Pulmatrix is now developing an inhaled bronchodilator product for COPD that combines the active ingredient found in Spiriva with its proprietary dry particles. Clinical trials show that the product is five times more efficient at delivering the drug to the lungs than the currently marketed alternatives.
“That should bring both good efficiency and fewer side effects — offering important benefits to COPD patients,” says Dr. Edwards.

CME Group Competition Brings Trading to The Classroom

Five words or less(NewsUSA) – University students around the world can test their trading skills in CME Group’s 14th Annual Trading Challenge next month — and could walk away with $1,500 in prize money and a trip to Chicago.
CME Group, the world’s leading and most diverse derivatives exchange hosts its complimentary, electronic trading competition each year in order to help educate the next generation of global finance professionals. Last year, nearly 500 teams from 200 universities represented 30 countries in the competition. Nanyang Polytechnic from Singapore was the winner in 2016 and Ozyegin University from Turkey prevailed in 2015.
During the competition, teams of undergraduate and graduate students learn hands-on techniques for trading up to 10 different CME Group derivatives products from multiple asset classes on a real-time professional trading platform. Live data and news is also provided to the students free of charge.
Each member of the first-place team receives a cash prize of $1,500, as well as a trip to Chicago for the company’s day of market education. Cash prizes are also awarded down to the fifth-place team, with the top 10 percent of teams also invited to Chicago.
Registration for the competition is now open and will remain open until Tuesday, February 7, at 5 p.m. CST.
For more information, visit cmegroup.com/tradingchallenge.
Students can also try their hand at trading year-round by using the CME Group’s Futures Fundamentals site, an innovative resource that explains the role of futures markets in everyday life.

Chiropractic Offers Athletes Drug-Free Pain Relief

Student athletes admire and emulate the pros in their sports. Unfortunately, this mimicry may extend to the abuse of painkillers to avoid injury and enhance performance. One recent study found that approximately half (53 percent) of college-student athletes reported using medications to enhance performance, and another study of high-school-student athletes found that 12 percent of male and 8 percent of female high school seniors reported abusing medications.

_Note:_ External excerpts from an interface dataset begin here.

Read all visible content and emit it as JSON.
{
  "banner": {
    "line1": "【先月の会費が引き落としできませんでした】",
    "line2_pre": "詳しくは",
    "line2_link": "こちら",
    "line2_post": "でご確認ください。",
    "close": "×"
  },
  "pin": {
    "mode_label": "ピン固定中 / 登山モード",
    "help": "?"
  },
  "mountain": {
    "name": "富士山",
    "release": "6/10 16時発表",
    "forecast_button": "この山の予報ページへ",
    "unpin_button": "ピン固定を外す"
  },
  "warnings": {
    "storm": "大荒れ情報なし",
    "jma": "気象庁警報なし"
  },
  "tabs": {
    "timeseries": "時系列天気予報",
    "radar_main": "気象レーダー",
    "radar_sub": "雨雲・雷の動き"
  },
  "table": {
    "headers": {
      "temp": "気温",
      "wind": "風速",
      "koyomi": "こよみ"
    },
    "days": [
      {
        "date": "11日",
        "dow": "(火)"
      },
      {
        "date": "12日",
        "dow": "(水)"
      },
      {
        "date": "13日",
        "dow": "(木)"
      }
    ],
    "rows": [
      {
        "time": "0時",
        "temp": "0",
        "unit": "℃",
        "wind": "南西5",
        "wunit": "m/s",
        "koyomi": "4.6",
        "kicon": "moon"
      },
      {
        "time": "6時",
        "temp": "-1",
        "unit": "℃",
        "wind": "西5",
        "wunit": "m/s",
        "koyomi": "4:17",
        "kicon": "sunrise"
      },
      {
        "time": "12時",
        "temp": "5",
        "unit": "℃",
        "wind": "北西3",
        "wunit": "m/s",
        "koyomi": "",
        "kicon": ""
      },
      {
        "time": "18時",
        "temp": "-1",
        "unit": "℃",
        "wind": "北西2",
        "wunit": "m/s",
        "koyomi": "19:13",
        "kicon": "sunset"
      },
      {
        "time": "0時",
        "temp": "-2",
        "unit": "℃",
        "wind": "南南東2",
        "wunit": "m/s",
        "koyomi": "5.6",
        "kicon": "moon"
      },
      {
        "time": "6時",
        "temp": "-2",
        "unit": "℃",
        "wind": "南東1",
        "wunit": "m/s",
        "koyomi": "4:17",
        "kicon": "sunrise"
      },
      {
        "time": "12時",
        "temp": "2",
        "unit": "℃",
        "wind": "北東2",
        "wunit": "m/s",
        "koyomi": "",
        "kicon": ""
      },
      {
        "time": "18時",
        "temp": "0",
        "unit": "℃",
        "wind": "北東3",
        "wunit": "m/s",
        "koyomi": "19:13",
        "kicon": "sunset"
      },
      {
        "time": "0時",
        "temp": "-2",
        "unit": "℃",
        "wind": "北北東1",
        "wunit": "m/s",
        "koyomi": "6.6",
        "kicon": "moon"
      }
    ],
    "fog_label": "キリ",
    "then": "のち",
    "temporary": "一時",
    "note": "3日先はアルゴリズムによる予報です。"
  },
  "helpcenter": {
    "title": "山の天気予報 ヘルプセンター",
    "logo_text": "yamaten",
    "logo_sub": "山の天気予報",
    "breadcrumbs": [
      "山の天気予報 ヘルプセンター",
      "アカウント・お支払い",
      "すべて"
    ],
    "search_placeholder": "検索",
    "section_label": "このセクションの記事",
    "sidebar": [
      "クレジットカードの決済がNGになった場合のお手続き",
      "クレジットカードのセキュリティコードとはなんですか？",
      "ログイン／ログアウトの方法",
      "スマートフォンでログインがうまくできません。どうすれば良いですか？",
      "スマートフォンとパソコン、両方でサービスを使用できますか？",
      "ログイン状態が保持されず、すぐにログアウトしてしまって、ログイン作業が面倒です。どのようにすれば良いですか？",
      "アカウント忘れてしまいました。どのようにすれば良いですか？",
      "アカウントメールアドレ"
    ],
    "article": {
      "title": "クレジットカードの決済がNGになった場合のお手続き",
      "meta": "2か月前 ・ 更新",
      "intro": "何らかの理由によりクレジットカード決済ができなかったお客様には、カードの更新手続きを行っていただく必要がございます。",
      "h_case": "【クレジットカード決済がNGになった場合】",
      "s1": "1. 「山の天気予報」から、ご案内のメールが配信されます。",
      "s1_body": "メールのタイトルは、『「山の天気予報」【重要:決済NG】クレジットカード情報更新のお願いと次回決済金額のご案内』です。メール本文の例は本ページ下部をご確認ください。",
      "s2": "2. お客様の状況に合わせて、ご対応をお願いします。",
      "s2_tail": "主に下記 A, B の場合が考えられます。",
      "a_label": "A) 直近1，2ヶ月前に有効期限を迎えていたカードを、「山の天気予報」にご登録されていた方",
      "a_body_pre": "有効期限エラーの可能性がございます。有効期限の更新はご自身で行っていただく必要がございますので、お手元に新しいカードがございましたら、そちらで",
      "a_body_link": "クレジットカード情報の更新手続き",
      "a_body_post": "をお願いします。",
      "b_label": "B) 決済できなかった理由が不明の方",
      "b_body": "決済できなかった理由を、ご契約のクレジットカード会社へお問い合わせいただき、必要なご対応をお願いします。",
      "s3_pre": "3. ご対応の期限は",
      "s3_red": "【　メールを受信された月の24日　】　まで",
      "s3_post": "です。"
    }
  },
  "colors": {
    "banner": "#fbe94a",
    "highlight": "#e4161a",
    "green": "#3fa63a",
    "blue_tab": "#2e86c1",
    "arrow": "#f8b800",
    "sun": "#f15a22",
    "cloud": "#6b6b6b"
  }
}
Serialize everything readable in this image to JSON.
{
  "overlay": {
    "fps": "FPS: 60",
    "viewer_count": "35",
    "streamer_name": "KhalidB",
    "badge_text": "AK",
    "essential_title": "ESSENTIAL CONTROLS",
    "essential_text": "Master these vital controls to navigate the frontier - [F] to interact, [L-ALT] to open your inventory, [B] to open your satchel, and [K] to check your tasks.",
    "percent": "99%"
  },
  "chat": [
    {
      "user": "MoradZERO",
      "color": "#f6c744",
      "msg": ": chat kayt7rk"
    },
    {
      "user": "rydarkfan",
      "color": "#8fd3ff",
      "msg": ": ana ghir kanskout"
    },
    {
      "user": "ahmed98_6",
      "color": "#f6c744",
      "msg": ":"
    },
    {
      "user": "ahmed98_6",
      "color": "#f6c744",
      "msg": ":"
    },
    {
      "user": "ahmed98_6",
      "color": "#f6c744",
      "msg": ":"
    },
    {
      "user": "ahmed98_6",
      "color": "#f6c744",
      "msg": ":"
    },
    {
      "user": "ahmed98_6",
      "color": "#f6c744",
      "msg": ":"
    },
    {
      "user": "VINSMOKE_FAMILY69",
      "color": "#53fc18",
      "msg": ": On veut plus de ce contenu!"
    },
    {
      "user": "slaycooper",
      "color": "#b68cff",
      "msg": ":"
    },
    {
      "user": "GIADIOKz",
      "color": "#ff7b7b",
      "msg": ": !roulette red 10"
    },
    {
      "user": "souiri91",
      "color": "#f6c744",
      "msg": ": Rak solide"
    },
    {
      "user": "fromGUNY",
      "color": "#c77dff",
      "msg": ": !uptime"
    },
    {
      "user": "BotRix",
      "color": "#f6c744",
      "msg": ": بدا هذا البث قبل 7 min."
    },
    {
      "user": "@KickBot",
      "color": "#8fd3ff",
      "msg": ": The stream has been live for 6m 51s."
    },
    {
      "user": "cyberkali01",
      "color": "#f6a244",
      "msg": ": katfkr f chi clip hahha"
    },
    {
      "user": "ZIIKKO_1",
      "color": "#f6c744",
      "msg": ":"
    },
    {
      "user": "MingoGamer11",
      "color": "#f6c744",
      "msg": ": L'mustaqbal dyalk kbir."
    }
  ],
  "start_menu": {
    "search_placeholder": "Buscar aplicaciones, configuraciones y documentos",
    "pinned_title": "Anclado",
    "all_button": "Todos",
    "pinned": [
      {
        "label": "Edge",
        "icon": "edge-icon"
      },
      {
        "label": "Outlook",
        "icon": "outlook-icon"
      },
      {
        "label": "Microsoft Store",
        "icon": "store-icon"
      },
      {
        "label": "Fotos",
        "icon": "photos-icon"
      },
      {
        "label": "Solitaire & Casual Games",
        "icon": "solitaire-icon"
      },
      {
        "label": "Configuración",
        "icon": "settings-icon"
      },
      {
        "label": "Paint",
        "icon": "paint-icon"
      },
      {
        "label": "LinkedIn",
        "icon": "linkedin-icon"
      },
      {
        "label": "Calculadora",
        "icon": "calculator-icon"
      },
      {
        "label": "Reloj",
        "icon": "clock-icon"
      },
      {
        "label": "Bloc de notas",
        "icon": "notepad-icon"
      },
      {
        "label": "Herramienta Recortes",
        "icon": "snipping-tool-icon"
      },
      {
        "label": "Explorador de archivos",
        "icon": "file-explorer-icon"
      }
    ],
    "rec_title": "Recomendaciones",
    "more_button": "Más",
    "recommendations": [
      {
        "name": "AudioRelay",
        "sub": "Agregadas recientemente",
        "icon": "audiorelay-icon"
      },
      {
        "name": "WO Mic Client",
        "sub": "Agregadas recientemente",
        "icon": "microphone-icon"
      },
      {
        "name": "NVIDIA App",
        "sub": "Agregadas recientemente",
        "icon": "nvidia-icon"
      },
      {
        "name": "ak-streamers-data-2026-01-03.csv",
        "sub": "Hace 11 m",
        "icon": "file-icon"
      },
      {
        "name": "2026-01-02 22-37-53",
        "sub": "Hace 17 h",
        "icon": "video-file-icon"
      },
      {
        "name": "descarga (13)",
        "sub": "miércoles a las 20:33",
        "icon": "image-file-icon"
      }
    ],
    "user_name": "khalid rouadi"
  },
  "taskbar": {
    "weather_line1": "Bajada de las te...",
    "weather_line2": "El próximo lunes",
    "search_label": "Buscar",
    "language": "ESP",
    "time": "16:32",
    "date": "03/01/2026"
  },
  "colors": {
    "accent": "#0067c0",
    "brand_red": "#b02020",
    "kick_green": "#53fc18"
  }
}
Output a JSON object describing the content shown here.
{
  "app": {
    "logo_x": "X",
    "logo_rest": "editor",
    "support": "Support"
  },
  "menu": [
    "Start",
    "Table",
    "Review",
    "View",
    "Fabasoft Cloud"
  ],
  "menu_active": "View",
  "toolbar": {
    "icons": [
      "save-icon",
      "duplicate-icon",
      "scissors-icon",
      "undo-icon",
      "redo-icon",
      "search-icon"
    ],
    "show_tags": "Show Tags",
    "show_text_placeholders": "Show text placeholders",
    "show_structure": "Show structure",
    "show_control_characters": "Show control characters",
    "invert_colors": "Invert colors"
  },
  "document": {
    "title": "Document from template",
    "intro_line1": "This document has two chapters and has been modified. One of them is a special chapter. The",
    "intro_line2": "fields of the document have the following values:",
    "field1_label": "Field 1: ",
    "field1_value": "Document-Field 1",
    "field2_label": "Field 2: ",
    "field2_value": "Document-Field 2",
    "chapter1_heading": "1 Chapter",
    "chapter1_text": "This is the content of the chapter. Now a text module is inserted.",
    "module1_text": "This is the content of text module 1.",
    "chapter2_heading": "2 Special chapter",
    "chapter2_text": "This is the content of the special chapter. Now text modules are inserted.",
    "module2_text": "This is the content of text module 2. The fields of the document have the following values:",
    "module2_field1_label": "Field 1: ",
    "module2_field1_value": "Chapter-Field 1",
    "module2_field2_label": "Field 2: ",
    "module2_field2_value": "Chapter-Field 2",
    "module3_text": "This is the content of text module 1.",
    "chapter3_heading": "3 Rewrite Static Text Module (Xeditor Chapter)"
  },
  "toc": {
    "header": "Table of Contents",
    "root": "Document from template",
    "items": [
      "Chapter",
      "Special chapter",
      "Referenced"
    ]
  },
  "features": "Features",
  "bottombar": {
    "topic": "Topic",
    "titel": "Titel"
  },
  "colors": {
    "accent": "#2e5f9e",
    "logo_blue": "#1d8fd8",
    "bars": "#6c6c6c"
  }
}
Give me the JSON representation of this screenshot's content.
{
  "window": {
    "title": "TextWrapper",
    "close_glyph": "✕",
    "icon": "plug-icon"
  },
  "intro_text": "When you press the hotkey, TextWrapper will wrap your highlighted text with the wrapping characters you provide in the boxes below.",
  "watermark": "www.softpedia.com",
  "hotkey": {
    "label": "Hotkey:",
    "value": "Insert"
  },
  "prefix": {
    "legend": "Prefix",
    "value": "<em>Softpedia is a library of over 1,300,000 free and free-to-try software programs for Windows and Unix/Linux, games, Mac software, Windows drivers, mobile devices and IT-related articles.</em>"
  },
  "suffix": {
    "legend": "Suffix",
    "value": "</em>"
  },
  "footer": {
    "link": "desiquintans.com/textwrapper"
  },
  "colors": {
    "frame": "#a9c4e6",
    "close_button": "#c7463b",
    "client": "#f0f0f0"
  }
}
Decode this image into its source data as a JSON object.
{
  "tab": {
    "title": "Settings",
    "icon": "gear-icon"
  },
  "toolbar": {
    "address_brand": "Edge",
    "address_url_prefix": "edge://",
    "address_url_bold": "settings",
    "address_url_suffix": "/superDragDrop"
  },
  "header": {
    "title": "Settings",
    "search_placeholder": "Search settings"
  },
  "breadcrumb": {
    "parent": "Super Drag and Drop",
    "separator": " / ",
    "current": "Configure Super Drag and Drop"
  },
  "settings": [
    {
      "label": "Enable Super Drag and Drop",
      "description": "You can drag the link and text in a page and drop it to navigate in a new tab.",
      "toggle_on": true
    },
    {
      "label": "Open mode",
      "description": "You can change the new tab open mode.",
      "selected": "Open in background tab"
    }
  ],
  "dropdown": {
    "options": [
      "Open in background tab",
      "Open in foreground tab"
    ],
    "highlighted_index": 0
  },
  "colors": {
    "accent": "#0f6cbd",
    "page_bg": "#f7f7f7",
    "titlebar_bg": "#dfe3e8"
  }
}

Football, in particular, prompts student athletes to seek out ways to enhance performance. “Youth and high-school players see an example that appears to be of men so tough, they laugh at pain,” writes former ESPN.com columnist Gregg Easterbrook in his book, “The King of Sports: Football’s Impact on America.” “The message sent is that young players should use their own bodies recklessly,” he notes.